Power to the legs is initiated in the core. Therefore, a strong core means a more efficient transfer of power to the pedal. It may be surprising then, that a weak core is common among cyclists. You can spot an inefficient core from things like a bobbing action, too much swinging, or instability on the bike. This is because cycling itself does little to strengthen the core, unless you’re pulling on the handlebars in situations like an attack or a steep climb. However, these are usually for short bursts and aren’t really enough to build the kind of core required for strong and efficient cycling.

The neck is working in an opposite manner to the back. It is chronically extended due to the need to look up and see where you’re going. This is quite an unnatural position for the neck, particularly for hours on end, so tension and discomfort is common.

In summary, whilst an excellent sport for getting super fit, the effects of the cycling position aren’t great for our bodies. The good news is there are things we can do to mitigate these negative side effects and improve cycling performance at the same time.

The hip flexors require a delicate balance of strengthening and lengthening. They should be lengthened to a certain degree, to allow counteraction from their shortening due to the pedalling function. However, the hip flexors also need to be strong and fast, so they assist in the upstroke of the pedal. This ‘snappiness’ of the hip flexors will limit the deceleration of the power we’re putting down on the opposite pedal and therefore make us faster. Strong and mobile hip flexors also assist in achieving and sustaining an aero position.

The posterior chain is another area that requires a delicate balance of strength and length. The glutes should be strengthened, as this is an area responsible for big power output. We also want to strengthen the back muscles, to reduce the likelihood of pain in the future and to allow the back to work safely into extension, a counteraction from the chronically flexed cycling position. However, a certain amount of length or freedom in the posterior chain is also required so that the cyclist can get into an aero position and allow for a more aggressive bike fit. Mobility in the upper back can also help with the ‘shoulder tuck’, which reduces their size and improves aerodynamics.

Building a strong core not only allows a cyclist to generate more power, but be more efficient in transferring that power to the pedal. It helps to think of and train the core as a whole cylinder of the mid-body, which includes deep stabilising muscles, not just the superficial layers, i.e the six-pack muscles. When this is trained effectively, we can simultaneously increase power and reduce the chances of back pain.

Tension in the neck can be released by counteracting the chronic extension that is required whilst on the bike with some gentle flexion.

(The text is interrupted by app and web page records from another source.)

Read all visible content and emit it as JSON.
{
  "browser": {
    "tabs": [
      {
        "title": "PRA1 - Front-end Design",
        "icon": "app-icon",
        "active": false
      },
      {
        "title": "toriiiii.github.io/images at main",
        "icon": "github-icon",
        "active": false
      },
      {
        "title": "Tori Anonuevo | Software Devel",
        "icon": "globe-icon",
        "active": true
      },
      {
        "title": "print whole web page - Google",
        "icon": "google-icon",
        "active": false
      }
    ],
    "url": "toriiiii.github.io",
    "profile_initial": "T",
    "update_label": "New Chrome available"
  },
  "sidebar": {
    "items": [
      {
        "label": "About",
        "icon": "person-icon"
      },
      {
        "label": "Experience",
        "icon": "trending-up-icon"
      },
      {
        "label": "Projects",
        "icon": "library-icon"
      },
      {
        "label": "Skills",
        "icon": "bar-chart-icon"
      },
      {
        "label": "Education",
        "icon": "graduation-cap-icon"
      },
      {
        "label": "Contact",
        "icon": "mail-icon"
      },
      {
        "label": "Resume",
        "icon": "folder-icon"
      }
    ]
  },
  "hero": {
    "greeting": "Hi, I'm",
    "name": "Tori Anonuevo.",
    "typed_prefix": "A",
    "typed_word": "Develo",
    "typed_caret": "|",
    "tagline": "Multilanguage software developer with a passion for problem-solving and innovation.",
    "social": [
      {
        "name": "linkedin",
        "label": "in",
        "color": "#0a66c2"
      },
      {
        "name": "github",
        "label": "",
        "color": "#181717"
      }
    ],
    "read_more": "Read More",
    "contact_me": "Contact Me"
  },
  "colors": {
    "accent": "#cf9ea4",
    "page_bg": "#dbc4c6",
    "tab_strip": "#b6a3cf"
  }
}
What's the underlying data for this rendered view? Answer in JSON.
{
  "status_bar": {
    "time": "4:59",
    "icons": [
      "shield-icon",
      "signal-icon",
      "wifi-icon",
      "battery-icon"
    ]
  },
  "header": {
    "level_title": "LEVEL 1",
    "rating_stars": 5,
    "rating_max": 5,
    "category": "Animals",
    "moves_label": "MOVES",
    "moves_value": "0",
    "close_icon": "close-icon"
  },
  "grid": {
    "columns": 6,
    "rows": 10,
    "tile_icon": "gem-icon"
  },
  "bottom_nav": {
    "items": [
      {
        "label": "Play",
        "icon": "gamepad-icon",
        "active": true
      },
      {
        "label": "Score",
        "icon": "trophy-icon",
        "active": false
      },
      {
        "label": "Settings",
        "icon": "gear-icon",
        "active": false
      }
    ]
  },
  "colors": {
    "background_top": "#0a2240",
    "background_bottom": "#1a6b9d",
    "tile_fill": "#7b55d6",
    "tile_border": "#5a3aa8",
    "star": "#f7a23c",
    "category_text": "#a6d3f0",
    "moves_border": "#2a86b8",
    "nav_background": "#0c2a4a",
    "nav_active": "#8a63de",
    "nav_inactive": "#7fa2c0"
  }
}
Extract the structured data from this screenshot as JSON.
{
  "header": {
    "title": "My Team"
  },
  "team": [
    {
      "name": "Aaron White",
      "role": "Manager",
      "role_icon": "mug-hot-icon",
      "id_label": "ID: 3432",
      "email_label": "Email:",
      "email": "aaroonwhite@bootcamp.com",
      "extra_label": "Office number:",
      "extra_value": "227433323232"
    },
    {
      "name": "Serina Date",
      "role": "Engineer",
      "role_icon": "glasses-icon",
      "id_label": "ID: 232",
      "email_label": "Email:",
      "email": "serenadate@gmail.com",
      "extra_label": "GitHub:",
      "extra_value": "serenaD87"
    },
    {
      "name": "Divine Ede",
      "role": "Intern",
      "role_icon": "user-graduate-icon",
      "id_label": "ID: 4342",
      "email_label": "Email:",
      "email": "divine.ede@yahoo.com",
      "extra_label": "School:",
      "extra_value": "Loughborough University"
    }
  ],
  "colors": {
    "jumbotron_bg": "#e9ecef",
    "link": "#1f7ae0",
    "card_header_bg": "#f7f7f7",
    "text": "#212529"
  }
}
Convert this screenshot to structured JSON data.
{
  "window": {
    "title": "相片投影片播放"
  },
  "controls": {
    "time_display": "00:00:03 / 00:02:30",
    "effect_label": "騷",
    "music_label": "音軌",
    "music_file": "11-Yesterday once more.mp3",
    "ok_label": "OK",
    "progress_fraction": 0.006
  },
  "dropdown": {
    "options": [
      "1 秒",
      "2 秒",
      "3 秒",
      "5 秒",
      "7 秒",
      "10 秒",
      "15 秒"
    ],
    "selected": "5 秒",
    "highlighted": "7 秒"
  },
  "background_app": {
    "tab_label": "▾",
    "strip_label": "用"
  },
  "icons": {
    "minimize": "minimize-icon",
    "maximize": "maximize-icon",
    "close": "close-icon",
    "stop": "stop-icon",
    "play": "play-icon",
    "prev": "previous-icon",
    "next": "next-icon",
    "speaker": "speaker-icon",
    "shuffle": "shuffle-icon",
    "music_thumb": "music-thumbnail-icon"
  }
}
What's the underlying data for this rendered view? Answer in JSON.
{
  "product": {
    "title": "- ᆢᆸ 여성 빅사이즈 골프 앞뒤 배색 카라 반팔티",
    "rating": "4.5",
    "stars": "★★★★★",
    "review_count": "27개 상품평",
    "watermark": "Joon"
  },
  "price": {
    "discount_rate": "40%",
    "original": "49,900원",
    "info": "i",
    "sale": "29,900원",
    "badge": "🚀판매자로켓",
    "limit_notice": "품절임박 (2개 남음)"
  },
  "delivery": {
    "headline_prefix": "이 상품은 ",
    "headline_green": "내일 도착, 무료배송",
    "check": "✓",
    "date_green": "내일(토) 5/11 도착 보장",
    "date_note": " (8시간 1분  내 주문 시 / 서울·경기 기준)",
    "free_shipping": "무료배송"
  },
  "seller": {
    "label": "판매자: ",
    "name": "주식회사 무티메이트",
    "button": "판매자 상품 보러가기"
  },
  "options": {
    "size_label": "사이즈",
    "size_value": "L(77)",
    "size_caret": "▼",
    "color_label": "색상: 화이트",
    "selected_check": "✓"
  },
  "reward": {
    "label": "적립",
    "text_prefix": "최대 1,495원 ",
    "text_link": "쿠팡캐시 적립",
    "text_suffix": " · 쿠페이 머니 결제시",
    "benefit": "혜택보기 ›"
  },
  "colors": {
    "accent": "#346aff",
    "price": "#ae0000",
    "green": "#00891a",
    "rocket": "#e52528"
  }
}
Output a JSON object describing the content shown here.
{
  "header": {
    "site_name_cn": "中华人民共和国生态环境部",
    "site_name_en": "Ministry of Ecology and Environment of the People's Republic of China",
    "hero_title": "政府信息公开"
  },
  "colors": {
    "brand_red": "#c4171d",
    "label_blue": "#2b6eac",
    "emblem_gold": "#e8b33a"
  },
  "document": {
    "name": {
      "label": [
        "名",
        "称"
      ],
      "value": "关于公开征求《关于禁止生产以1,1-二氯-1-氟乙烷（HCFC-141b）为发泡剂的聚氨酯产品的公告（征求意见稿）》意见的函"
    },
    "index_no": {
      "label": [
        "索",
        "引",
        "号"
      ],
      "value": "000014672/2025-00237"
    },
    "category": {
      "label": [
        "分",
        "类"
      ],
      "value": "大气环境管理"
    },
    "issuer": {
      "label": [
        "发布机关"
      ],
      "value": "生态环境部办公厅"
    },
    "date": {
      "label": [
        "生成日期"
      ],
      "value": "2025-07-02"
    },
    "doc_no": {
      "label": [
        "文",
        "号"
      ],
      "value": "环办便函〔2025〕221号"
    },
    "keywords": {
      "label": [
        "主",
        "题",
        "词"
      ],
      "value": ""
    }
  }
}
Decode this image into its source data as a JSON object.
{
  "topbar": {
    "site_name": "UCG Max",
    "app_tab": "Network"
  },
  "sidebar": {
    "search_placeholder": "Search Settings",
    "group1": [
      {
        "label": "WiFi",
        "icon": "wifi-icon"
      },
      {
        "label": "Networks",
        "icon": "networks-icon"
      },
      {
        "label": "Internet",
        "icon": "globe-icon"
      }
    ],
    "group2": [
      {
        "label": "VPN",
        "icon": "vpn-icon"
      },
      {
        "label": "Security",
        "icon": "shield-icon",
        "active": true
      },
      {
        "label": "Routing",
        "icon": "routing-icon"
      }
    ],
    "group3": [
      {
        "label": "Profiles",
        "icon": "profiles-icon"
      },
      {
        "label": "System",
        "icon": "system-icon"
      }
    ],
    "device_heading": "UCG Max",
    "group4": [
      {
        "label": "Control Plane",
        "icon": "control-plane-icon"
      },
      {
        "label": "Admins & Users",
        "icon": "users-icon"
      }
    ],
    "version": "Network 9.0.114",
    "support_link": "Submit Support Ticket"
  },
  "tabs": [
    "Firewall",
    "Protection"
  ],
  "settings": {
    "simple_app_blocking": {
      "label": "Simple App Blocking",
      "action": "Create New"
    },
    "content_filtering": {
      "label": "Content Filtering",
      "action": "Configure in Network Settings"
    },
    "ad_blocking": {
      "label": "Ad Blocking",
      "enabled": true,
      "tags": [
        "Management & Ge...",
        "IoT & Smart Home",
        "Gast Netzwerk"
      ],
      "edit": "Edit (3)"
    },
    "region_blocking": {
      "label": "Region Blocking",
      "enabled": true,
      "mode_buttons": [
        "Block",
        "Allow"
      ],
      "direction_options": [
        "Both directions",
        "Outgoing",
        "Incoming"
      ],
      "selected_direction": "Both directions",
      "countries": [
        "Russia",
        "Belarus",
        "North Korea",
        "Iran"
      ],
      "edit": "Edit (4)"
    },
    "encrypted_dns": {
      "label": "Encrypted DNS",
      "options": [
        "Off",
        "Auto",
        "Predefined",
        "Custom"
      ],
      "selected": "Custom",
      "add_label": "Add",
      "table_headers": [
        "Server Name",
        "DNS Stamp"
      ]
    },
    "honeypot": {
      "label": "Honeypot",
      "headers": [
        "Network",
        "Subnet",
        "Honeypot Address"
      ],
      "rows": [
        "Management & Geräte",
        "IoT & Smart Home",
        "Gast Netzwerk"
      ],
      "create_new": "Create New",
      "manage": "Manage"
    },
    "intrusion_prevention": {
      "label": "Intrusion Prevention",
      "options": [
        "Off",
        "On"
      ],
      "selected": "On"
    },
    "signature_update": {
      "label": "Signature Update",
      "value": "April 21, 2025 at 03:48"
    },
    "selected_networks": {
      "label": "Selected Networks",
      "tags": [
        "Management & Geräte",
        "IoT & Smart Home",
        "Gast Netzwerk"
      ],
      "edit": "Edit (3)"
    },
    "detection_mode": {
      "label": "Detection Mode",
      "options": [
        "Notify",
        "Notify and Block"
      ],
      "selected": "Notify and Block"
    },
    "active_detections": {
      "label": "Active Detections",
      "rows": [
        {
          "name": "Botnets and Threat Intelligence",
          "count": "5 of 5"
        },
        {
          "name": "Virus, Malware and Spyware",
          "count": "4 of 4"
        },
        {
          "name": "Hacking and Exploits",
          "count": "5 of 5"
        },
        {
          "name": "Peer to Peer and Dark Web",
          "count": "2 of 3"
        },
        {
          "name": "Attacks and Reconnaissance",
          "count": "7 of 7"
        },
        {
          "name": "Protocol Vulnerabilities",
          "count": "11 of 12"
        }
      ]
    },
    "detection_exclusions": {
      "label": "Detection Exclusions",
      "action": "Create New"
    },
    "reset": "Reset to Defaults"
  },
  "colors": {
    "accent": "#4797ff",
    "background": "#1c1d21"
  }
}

Tight quadricep muscles can also benefit from a little stretching.

Given that cycling only requires movement in the sagittal plane, some exploration into other planes is required to bring balance to the body for functionality in everyday life. Therefore, some lateral (side) bending, twisting and moving the hip and shoulder joints through their full range of motion should also be included in a yoga for cycling programme.

Most cyclists can benefit from breath-work practise. Nasal breathing, breath retention and hypoventilation practises can be used to facilitate optimum oxygen uptake in the blood and increase oxygen delivery to the working muscles.

Breath-work practises such as these, increase an athlete’s tolerance to carbon dioxide. This allows for greater physical exertion for less perceived effort, which is helpful for Vo2 max work. 

These exercises can also be used in a similar manner to prepare for, or simulate high altitude training. Once accustomed with these practises, the breath can be used to lower the heart rate when desired, which is useful for recovery sections on rides or races. 

We can also use the breath to ramp up the parasympathetic nervous system. This is the optimum state for recovery and boosting the immune system, amongst a long list of other benefits. It is a great skill to learn that cyclists can opt into when needed, be it for recovery purposes, or to simply keep calm on race days.